Amid the Wind River Valley, Dubois can feel thrillingly remote, but it’s only an hour from both Yellowstone National Park and the Grand Teton National Parks. Even just wandering around town will pique your interest with its Western charm and historic buildings. If you’ve landed here in the winter, you can snowmobile, Nordic ski and snowshoe in the surrounding landscape, while summer is ideal for wildlife watching. Bighorn sheep are revered here, and the town pays tribute to the animal with a fascinating museum. A large bronze ram statue greets you at the entrance of the National Bighorn Sheep Interpretive Center, where you’ll learn about this majestic animal’s biology and habitat and its influence on this region. After the museum, head to the Whiskey Mountain Habitat Area to try to see the sheep in their natural habitat.

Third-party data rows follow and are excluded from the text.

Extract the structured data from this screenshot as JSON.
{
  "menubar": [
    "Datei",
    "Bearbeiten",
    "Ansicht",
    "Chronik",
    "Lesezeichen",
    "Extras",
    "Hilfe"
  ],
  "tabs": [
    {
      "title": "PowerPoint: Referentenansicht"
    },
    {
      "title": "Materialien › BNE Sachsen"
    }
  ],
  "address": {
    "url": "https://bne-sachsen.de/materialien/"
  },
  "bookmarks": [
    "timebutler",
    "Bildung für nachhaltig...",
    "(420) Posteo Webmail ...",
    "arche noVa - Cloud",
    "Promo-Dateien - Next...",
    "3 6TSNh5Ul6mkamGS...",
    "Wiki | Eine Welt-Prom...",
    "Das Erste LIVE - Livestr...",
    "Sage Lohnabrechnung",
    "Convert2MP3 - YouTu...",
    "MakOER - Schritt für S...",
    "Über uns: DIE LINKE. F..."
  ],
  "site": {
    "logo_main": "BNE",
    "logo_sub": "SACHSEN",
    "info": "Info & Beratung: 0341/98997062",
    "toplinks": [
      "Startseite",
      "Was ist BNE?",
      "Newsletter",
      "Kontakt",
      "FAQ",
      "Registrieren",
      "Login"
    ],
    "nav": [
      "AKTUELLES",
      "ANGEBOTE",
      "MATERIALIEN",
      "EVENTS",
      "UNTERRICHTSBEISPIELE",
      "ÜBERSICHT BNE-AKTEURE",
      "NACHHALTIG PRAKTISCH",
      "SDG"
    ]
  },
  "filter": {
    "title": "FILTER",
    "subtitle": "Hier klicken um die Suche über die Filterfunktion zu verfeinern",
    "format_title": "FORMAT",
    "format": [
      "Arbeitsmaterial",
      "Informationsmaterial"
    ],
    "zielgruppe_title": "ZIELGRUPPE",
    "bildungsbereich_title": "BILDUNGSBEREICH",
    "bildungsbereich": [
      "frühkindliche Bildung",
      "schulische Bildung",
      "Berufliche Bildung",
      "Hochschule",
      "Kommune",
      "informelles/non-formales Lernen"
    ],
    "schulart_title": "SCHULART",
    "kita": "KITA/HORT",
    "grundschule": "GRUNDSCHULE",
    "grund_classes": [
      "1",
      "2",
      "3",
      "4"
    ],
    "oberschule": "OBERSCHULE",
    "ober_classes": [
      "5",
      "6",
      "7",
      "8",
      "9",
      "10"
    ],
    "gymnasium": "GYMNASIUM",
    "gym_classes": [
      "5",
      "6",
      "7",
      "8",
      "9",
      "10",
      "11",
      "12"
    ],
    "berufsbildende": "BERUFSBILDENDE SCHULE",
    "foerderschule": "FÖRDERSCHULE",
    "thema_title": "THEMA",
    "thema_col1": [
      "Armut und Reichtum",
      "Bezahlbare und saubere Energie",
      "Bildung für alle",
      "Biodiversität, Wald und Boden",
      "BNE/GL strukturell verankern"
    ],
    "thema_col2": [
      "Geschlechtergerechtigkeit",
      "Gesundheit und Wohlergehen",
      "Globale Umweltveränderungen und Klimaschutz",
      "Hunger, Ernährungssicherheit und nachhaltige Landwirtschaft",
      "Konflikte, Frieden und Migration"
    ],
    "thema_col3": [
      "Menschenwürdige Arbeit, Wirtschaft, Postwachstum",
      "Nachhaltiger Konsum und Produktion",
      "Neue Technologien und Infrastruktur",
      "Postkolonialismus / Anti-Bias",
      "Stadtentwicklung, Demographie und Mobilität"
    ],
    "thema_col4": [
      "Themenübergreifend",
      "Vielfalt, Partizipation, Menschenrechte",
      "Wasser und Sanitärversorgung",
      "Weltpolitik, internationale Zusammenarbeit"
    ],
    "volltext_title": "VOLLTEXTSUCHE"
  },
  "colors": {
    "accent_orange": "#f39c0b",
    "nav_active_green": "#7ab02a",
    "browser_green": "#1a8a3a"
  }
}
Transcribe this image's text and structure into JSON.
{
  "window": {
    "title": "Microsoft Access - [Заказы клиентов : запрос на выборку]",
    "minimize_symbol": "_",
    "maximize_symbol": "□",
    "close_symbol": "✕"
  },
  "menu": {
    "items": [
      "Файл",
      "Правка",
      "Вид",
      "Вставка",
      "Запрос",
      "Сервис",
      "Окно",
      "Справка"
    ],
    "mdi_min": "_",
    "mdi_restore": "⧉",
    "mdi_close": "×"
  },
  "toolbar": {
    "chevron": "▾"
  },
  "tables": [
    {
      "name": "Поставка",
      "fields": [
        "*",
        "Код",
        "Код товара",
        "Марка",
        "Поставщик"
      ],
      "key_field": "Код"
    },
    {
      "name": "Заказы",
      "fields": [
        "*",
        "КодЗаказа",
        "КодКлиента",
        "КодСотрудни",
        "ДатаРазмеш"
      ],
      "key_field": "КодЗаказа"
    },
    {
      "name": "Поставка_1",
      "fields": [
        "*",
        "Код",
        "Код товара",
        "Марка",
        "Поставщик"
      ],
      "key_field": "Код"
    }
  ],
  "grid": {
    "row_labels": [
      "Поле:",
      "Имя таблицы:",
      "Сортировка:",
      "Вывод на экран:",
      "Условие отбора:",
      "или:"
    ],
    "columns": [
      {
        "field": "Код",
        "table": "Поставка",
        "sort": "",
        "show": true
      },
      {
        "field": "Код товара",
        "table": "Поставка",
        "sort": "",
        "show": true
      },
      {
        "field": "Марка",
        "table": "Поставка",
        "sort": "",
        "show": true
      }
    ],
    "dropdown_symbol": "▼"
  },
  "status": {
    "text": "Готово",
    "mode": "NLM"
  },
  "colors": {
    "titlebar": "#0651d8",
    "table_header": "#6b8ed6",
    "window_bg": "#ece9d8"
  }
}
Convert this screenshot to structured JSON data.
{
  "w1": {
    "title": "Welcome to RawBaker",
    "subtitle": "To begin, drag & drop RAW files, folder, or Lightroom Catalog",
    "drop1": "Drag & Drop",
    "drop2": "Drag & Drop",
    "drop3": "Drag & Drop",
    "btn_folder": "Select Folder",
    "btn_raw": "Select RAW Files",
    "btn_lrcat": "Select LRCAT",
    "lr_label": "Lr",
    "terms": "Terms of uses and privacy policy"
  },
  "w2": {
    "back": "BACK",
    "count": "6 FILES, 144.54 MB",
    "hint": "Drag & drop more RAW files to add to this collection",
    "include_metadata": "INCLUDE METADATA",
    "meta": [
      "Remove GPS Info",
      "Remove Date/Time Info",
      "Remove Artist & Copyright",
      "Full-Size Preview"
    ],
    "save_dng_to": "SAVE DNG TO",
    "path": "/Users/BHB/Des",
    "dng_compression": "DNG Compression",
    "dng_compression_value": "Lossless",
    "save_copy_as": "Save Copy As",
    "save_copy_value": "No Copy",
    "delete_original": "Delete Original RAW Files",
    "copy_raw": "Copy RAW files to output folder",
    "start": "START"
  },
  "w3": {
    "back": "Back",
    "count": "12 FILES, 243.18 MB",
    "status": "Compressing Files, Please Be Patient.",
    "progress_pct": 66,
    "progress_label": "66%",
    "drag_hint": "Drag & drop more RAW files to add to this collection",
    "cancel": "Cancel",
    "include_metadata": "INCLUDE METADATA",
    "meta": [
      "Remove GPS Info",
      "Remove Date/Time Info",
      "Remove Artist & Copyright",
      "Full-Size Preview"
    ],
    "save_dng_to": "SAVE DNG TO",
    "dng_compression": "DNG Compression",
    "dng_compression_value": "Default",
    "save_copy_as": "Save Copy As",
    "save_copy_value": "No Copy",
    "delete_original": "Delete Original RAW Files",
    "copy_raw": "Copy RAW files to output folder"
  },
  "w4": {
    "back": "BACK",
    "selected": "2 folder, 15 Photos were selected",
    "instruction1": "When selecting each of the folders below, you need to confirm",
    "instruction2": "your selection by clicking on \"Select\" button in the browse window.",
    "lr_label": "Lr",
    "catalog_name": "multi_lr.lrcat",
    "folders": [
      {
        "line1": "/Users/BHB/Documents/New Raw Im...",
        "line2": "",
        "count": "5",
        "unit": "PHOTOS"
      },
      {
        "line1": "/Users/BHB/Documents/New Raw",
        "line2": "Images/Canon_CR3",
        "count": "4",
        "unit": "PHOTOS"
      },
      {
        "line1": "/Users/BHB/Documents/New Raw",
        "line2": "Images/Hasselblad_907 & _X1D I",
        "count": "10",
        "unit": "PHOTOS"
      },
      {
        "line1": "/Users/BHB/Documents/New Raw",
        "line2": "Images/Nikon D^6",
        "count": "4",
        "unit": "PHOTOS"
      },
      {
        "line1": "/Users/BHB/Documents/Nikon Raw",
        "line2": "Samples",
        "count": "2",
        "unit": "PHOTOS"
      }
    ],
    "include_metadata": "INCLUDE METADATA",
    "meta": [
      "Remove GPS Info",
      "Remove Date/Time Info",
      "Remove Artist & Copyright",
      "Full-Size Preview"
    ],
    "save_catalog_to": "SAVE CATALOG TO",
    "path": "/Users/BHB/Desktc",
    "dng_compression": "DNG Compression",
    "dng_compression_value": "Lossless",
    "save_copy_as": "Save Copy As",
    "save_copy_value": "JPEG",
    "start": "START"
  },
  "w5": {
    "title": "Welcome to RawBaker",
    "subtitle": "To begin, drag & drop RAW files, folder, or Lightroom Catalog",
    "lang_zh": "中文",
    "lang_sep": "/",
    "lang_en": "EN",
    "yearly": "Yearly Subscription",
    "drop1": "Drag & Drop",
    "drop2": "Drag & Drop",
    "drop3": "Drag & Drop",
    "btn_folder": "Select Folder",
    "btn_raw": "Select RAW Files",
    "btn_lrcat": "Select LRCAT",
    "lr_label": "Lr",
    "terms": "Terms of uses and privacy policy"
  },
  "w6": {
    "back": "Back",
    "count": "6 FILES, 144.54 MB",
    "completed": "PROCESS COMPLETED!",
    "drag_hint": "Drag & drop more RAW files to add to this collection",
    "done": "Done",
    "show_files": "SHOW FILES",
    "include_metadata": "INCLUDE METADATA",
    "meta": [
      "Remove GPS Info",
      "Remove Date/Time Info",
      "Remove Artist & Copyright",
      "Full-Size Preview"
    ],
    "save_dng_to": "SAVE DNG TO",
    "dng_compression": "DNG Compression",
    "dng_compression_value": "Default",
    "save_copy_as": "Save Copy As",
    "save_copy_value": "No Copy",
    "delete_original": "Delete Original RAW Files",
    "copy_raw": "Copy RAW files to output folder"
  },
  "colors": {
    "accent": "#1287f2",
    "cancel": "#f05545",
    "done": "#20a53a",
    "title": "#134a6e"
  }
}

For one last respite in the glory of the outdoors before returning home, let time slip away in the Dubois Badlands. Red rock formations, gorgeous trails and the Wind River are all likely to leave you feeling carefree and relishing the fresh air and open spaces. Whether you hike or take a trail ride, don’t miss the raw natural beauty of this unspoiled terrain. Not far from town, you’ll stumble upon some upscale accommodations set in the middle of the Shoshone Forest at the Brooks Lake Lodge. Stay a night or two to behold the natural wonders while indulging in some luxury to boot. For your return trip home, Riverton Regional Airport (RIW) and Jackson Hole Airport (JAC) both offer connecting flights to the international airports in Denver and Salt Lake City.